Requirement: Reproduce every entry below precisely; do not include the pictures.

(Interface dataset entries)
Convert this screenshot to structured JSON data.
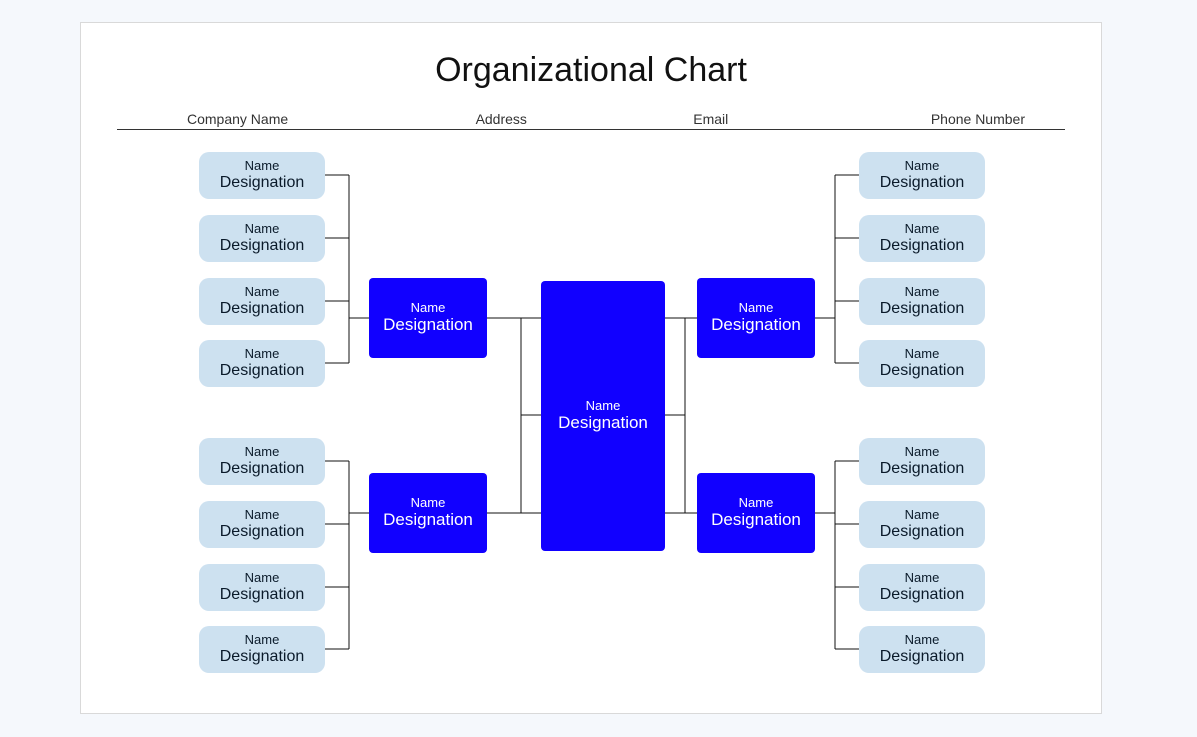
{
  "title": "Organizational Chart",
  "headers": {
    "company": "Company Name",
    "address": "Address",
    "email": "Email",
    "phone": "Phone Number"
  },
  "chart_data": {
    "type": "tree",
    "root": {
      "name": "Name",
      "designation": "Designation"
    },
    "branches": [
      {
        "id": "left_top",
        "name": "Name",
        "designation": "Designation",
        "leaves": [
          {
            "name": "Name",
            "designation": "Designation"
          },
          {
            "name": "Name",
            "designation": "Designation"
          },
          {
            "name": "Name",
            "designation": "Designation"
          },
          {
            "name": "Name",
            "designation": "Designation"
          }
        ]
      },
      {
        "id": "left_bottom",
        "name": "Name",
        "designation": "Designation",
        "leaves": [
          {
            "name": "Name",
            "designation": "Designation"
          },
          {
            "name": "Name",
            "designation": "Designation"
          },
          {
            "name": "Name",
            "designation": "Designation"
          },
          {
            "name": "Name",
            "designation": "Designation"
          }
        ]
      },
      {
        "id": "right_top",
        "name": "Name",
        "designation": "Designation",
        "leaves": [
          {
            "name": "Name",
            "designation": "Designation"
          },
          {
            "name": "Name",
            "designation": "Designation"
          },
          {
            "name": "Name",
            "designation": "Designation"
          },
          {
            "name": "Name",
            "designation": "Designation"
          }
        ]
      },
      {
        "id": "right_bottom",
        "name": "Name",
        "designation": "Designation",
        "leaves": [
          {
            "name": "Name",
            "designation": "Designation"
          },
          {
            "name": "Name",
            "designation": "Designation"
          },
          {
            "name": "Name",
            "designation": "Designation"
          },
          {
            "name": "Name",
            "designation": "Designation"
          }
        ]
      }
    ]
  }
}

Response:
Convert this screenshot to structured JSON data.
{
  "title": "Organizational Chart",
  "headers": {
    "company": "Company Name",
    "address": "Address",
    "email": "Email",
    "phone": "Phone Number"
  },
  "chart_data": {
    "type": "tree",
    "root": {
      "name": "Name",
      "designation": "Designation"
    },
    "branches": [
      {
        "id": "left_top",
        "name": "Name",
        "designation": "Designation",
        "leaves": [
          {
            "name": "Name",
            "designation": "Designation"
          },
          {
            "name": "Name",
            "designation": "Designation"
          },
          {
            "name": "Name",
            "designation": "Designation"
          },
          {
            "name": "Name",
            "designation": "Designation"
          }
        ]
      },
      {
        "id": "left_bottom",
        "name": "Name",
        "designation": "Designation",
        "leaves": [
          {
            "name": "Name",
            "designation": "Designation"
          },
          {
            "name": "Name",
            "designation": "Designation"
          },
          {
            "name": "Name",
            "designation": "Designation"
          },
          {
            "name": "Name",
            "designation": "Designation"
          }
        ]
      },
      {
        "id": "right_top",
        "name": "Name",
        "designation": "Designation",
        "leaves": [
          {
            "name": "Name",
            "designation": "Designation"
          },
          {
            "name": "Name",
            "designation": "Designation"
          },
          {
            "name": "Name",
            "designation": "Designation"
          },
          {
            "name": "Name",
            "designation": "Designation"
          }
        ]
      },
      {
        "id": "right_bottom",
        "name": "Name",
        "designation": "Designation",
        "leaves": [
          {
            "name": "Name",
            "designation": "Designation"
          },
          {
            "name": "Name",
            "designation": "Designation"
          },
          {
            "name": "Name",
            "designation": "Designation"
          },
          {
            "name": "Name",
            "designation": "Designation"
          }
        ]
      }
    ]
  }
}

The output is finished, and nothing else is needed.